Victoria Holland is a junior studying poultry production in the Department of Poultry Science at Auburn University. In addition to her roles as a Poultry Science Club officer and a former* member of the professional agricultural sorority Sigma Alpha, Holland was named an undergraduate research fellow through Auburn’s Undergraduate Research Fellowship program in September 2015.
Her research project, “Effect of incubational egg turning intervals on gut development in the chick, gut morphology and developmental biomarkers,” explores chick quality by examining gut development prior to hatching.
“The chicken intestinal tract is not fully developed at hatching, Holland wrote in her project’s abstract. “The degree of gut maturity in chicks is likely associated with early chick livability.” Because chick mortality rates have an impact on the overall success of a grower’s flock, Holland focused her research on understanding and improving gut quality in the embryo.
On April 13, 2016, Holland presented her research at Auburn University’s This is Research Student Symposium. Her poster presentation explained her research to viewers, as she stood nearby to talk them through her abstract, methodology and conclusion and to further discuss the topic.
“While I was standing with my poster, I got to talk to a family that was really interested in my research because their children were incubating eggs and wanted to know if the chicks would hatch,” she said. “It was different, because they weren’t faculty or students, but it was a cool experience to tell them about my research and talk about their eggs.”

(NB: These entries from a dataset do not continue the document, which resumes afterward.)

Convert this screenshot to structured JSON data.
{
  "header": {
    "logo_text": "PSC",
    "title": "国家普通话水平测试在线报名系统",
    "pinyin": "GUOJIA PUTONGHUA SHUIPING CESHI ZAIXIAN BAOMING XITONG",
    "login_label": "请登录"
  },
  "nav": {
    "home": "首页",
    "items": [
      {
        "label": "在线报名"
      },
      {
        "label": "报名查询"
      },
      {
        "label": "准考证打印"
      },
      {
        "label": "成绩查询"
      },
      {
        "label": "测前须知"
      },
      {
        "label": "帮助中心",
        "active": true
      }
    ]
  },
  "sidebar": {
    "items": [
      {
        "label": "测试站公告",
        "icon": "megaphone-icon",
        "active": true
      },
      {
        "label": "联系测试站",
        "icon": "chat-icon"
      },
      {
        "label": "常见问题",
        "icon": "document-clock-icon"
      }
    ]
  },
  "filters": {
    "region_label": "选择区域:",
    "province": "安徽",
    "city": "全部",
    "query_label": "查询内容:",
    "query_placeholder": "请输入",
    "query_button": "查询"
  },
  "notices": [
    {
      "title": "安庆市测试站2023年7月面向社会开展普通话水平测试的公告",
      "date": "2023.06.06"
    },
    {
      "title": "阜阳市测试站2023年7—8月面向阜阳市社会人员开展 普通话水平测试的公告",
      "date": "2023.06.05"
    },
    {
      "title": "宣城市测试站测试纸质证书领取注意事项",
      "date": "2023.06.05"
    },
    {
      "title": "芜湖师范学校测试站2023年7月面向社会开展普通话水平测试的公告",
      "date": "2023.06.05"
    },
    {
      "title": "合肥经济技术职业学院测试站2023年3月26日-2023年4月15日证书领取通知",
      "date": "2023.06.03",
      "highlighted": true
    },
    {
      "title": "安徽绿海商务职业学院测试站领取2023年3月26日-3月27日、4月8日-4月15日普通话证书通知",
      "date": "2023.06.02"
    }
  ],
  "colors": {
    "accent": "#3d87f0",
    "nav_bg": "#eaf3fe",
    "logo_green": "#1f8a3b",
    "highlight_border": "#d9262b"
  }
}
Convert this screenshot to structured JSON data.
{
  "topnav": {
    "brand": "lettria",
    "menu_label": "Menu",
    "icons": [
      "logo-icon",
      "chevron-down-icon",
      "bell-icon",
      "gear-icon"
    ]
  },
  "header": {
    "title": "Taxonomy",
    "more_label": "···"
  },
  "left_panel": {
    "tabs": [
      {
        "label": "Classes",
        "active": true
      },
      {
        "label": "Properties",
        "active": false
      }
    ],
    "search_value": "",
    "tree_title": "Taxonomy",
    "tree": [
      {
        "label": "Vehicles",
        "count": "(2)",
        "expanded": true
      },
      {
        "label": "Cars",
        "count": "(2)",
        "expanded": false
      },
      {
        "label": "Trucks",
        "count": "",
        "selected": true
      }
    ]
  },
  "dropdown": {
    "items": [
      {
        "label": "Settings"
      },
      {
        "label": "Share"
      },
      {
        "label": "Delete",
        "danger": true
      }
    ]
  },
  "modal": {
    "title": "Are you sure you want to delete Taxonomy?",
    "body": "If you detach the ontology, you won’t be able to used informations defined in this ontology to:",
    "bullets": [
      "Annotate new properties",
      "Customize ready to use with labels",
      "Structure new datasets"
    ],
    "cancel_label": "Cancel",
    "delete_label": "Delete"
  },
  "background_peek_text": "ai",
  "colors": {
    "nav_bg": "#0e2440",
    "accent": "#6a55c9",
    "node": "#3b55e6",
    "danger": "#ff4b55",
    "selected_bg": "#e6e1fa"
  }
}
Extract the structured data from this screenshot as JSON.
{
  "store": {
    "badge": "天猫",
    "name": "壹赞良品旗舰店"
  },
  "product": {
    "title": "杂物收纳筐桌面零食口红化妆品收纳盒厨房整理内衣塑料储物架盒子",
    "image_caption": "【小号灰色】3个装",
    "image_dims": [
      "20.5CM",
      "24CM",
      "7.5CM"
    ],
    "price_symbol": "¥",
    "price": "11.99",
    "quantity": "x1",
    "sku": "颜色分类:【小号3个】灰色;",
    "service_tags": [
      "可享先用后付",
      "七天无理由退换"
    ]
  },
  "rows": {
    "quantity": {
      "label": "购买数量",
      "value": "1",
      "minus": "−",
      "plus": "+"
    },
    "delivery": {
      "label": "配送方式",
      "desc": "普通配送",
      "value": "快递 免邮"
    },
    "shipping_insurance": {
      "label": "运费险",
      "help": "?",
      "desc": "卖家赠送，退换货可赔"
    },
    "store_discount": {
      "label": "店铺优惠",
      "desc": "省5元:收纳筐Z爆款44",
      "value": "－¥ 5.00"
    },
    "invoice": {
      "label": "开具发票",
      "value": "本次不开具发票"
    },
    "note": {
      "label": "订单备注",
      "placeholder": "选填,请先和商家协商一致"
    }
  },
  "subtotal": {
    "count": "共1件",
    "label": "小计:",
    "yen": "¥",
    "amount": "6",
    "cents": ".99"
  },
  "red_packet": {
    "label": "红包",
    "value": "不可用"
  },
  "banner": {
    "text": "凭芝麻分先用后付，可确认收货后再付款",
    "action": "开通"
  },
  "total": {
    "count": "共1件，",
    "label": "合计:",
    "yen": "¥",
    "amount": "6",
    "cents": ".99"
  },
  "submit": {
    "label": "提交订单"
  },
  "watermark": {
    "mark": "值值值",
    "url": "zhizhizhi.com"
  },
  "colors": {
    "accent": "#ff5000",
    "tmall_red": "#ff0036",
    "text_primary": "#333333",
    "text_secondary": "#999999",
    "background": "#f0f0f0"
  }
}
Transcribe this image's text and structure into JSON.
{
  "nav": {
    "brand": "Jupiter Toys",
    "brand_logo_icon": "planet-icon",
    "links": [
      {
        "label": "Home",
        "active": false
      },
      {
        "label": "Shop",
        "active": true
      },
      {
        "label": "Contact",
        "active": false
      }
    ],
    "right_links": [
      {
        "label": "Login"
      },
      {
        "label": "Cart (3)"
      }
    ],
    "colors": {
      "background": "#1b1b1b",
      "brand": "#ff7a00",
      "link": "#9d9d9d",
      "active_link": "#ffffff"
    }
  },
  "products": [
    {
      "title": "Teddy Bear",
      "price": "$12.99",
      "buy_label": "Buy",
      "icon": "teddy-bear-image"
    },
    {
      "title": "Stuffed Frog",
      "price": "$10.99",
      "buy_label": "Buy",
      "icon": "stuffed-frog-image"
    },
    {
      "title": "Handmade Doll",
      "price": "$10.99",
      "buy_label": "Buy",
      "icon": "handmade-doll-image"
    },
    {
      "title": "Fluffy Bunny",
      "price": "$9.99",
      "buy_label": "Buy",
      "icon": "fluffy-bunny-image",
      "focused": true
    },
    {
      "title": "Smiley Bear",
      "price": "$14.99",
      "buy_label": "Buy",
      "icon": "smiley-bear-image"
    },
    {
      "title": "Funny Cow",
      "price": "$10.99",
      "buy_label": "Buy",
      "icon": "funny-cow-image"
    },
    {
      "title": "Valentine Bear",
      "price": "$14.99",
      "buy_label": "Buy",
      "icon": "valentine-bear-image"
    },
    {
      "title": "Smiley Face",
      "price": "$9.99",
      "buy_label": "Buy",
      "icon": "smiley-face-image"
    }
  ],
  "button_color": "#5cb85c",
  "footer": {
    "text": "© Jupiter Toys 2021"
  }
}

Holland’s interest in research as an undergraduate developed from her experiences working in the lab setting with faculty and graduate students within the department.
“The opportunity to get to know your professors in a lab setting and work with their research assistants and graduate students in the lab led me to apply for a fellowship because I really liked the lab work and learned so much about the process of working on an experiment,” she said.
Holland’s research mentor is Wallace Berry, professor of poultry science. Together she and Dr. Berry outlined research interests, designed a research plan and submitted an application to the Undergraduate Fellowship Program.
“Undergrads interested in graduate school really need to take opportunities to work inside a lab and get involved with research projects.” Holland said.
She believes that the undergraduate research fellowship has been the best opportunity to set herself apart as a graduate school applicant.
“Any research experience you can get as an undergraduate will help you stand out,” she said.
Holland will also present her research at the 2016 Poultry Science Association’s Annual Meeting in New Orleans, Louisiana, in July.
*Correction, May 3, 2016.